went for supplies, which sometimes took several days, they visited with
the Indians.
     Engebrigt (later known as Ed) returned to Norway because of ill health,
but came back in 1902 and was united in marriage to Katherine Veum.
Katherine was born in Aurland, Norway March 14, 1884. She was the eldest
daughter of Torsten and Ann Veum. Katherine came from a family of five
girls and three boys. She was sixteen years old when she came to America
with an uncle, aunt, and cousins. She worked for some of her cousins
until her marriage to Ed. They made their home with Engebrigt's parents
and cared for them. Engebrigt's father reached the age of ninety-eight
lacking only ten days of his ninety-ninth birthday. He died in 1935 and
Anna in 1923.
     Katherine and Ed had nine children. Mrs. Eddie (Anna) Erickson of Twin
Valley, Minnesota, Mrs. Art (Cora) Olson of Santa Cruz, California, John
of Ulen, Minnesota, Mrs. Victor (Mabel) Brabender, Mrs. William T.
(Selma) Meyer, and Arnt all of Moorhead, Minnesota. Lawrence of Twin
Valley, Minnesota. Norman of Dilworth, Minnesota and Mrs. Lester (Alpha)
Gunnerson of Ada, Minnesota.
     Katherine was a very devoted and busy mother, bringing up a large
family, canning, sewing, knitting, and helping with outdoor chores,
besides being a good friend and concerned neighbor. She was active in
church work, the president of her Ladies Aid, and on many committees.
In 1943 Katherine and Ed retired from the farm and moved to Moorhead,
Minnesota. Their oldest son, John, bought the farm: and he and his wife
Bernice, still live there.
     After moving to Moorhead, Katherine received her Life Membership from
the Womens Missionary Federation of the N.I.C.A. In 1952 they celebrated
their Golden Wedding anniversary with an open house at the Immanuel
Church, where they were Charter Members.
Ed Swenson died March 29, 1956 at the age of ninety-one. Katherine lived
alone doing little favors for friends and her children. She loved to
help others and this is what made her most happy. In 1967, she became
ill and spent some time in the hospital. After that, she was unable to
live alone and is now residing at the Lutheran Memorial Nursing Home in
Twin Valley.

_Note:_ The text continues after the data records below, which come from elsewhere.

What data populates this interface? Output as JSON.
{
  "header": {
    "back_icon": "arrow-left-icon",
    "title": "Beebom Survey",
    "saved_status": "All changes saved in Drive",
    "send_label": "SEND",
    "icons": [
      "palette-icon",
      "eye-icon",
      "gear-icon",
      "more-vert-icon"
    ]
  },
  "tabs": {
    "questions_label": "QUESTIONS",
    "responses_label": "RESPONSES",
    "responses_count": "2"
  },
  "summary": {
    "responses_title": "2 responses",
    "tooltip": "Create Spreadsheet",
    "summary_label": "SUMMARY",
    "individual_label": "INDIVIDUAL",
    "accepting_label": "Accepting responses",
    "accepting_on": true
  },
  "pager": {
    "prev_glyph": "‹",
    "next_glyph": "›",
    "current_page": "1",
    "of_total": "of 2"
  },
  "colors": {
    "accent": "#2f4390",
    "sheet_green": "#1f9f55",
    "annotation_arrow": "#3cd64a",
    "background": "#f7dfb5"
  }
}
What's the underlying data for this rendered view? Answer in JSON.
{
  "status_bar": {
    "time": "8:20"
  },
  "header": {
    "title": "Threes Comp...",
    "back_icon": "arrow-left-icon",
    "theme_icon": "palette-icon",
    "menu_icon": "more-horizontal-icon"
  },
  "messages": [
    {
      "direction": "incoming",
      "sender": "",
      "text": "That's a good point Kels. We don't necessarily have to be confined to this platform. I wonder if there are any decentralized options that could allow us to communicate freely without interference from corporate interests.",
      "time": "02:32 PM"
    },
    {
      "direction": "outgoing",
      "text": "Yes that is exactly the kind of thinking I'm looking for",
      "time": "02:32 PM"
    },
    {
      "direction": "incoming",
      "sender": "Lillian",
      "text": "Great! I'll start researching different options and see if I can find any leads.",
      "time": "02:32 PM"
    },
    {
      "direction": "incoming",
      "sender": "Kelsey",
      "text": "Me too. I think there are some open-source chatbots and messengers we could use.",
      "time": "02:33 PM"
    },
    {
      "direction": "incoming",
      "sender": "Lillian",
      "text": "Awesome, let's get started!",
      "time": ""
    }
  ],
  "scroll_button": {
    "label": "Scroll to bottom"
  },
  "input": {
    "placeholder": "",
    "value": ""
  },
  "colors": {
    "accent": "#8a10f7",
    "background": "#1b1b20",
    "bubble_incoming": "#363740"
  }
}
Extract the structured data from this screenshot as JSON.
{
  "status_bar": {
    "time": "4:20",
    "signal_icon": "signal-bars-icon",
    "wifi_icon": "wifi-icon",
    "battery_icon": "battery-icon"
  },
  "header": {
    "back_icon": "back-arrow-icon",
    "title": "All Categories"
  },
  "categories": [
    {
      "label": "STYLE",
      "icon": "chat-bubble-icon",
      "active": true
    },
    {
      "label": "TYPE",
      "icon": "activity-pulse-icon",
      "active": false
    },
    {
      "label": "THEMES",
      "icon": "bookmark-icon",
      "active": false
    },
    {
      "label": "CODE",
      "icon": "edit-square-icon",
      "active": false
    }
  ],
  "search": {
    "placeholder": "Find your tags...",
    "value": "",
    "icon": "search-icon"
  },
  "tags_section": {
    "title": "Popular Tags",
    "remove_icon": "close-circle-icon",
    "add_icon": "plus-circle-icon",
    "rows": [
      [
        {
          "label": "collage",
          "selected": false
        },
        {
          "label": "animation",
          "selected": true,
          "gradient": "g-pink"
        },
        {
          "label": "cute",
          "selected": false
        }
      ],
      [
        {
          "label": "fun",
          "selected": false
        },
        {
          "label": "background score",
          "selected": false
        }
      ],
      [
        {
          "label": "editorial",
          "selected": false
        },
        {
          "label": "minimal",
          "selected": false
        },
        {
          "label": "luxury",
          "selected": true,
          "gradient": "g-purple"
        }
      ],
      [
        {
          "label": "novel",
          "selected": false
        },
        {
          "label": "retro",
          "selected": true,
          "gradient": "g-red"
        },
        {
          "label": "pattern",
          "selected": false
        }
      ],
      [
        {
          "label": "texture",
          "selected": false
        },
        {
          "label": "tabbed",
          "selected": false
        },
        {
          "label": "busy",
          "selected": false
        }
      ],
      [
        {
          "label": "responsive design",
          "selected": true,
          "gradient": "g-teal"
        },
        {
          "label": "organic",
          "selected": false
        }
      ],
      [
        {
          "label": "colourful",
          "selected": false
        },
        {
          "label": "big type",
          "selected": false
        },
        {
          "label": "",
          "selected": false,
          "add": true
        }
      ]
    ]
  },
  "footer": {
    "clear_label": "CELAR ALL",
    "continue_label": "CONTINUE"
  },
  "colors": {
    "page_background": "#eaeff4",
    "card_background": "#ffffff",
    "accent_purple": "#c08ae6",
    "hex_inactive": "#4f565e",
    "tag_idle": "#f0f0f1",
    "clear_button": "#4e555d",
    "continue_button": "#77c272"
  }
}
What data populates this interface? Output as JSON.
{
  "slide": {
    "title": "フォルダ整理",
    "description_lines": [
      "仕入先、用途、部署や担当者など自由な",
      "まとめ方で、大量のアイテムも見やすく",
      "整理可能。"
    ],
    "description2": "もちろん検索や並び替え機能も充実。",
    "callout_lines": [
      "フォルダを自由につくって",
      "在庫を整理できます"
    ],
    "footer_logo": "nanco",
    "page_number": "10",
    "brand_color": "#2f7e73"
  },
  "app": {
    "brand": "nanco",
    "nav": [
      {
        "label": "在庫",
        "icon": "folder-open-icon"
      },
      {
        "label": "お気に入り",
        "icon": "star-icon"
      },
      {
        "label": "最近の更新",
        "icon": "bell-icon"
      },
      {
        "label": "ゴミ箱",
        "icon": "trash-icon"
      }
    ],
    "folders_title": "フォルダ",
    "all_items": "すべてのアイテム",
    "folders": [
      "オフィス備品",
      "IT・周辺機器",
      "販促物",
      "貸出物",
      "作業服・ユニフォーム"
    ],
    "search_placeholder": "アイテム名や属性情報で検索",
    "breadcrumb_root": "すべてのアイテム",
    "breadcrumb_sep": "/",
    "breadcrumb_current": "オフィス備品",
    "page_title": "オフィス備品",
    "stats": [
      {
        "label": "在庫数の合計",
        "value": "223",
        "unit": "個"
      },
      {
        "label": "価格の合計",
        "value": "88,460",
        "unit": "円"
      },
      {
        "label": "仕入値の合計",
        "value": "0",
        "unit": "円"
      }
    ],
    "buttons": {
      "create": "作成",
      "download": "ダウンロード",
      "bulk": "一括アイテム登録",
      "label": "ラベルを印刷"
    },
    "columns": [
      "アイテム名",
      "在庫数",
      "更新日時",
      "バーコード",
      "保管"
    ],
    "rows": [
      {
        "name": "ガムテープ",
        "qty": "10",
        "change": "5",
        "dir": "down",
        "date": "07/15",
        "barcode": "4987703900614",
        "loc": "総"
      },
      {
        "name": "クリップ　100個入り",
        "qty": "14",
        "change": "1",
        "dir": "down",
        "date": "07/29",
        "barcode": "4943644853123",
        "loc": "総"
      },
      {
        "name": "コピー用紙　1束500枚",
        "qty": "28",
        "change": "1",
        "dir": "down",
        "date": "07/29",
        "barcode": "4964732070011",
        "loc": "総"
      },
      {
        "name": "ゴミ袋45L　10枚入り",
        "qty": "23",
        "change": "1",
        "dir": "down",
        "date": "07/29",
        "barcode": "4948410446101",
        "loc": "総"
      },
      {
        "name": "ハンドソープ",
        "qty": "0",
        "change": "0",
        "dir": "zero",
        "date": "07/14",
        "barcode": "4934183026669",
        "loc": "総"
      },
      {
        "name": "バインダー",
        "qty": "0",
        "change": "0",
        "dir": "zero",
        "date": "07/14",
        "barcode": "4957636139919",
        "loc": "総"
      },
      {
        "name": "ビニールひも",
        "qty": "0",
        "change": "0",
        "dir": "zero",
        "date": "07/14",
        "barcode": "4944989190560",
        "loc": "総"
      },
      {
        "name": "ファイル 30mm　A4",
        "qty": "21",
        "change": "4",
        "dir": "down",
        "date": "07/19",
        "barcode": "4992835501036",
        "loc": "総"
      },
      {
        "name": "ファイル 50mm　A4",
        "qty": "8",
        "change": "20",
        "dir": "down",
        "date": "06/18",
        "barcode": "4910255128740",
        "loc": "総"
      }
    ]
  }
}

John Swenson Aas Obituary
With the death on Tuesday, March 26th of John Swenson Aas, of Flom
township, the county loses not only one of its pioneer settlers, but a
resident whose age of 98 years, 11 months and 21 days, at the time of
his death, is believed to be greater than that of any other resident of
the county now living.
     John Swenson Aas was born in Tydal, Norway April 8th, 1836 and he spent
his years of childhood and youth in Norway. In the year 1860 he was
united in marriage to Miss Elizabeth Olson. Six years later they
emigrated to America, settling in Iowa. they came to the state of
Minnesota in 1874, making their home at Lake PArk for two years before
taking a homestead in Flom Township where he resided until his death.
His wife and two sons, Ole and Sam, have preceded him beyond. One
daughter Mrs. Ed Syverson of St. Paul and one son Ed Swenson of Flom are
now living to mourn the loss of a dear father. There are also 16
grandchildren and 12 great grandchildren.
     Mr. Swenson had been in his usual good health until a few minutes before
his death when he had complained of felling faint. He passed away on
Tuesday morning, March 26, and had he lived until April 8th he could
have celebrated his 99th birthday.
     Funeral services were conducted on Saturday March 30 at the Immanuel
Church of which he was a charter member. Many were present to pay their
last repects. Rev. A.H. Amundson officiated and preached an impressive
funeral sermon in both the Norwegian and English languages. The Aspelund
choir sang beautifully, "Jesus Keep Me Near the Cross" and "Softly the
Daylight Fadeth". A number of memorial gifts were given by relatives and
neighbors in his memory.
     Six grandsons, Ernest, Clarence, Arthur, John, Arnt and Lawrence Swenson
acted as pallbearers.
     Those from a distance who attended were Mr. and Mrs. Ed Syverson of St.
Paul, Mr. and Mrs. Curfman of Detroit Lakes, Minn., Mr. and Mrs.
Clarence Swenson, Mr. and Mrs. Albert Asleson and Charley Syverson of
Ulen and Mr. and Mrs. Victor Brabender of Ada.
Ada Index

Contributed by Margit Bakke

BACK to Emigrant Biographies Index

13 May 2001 11:30 AM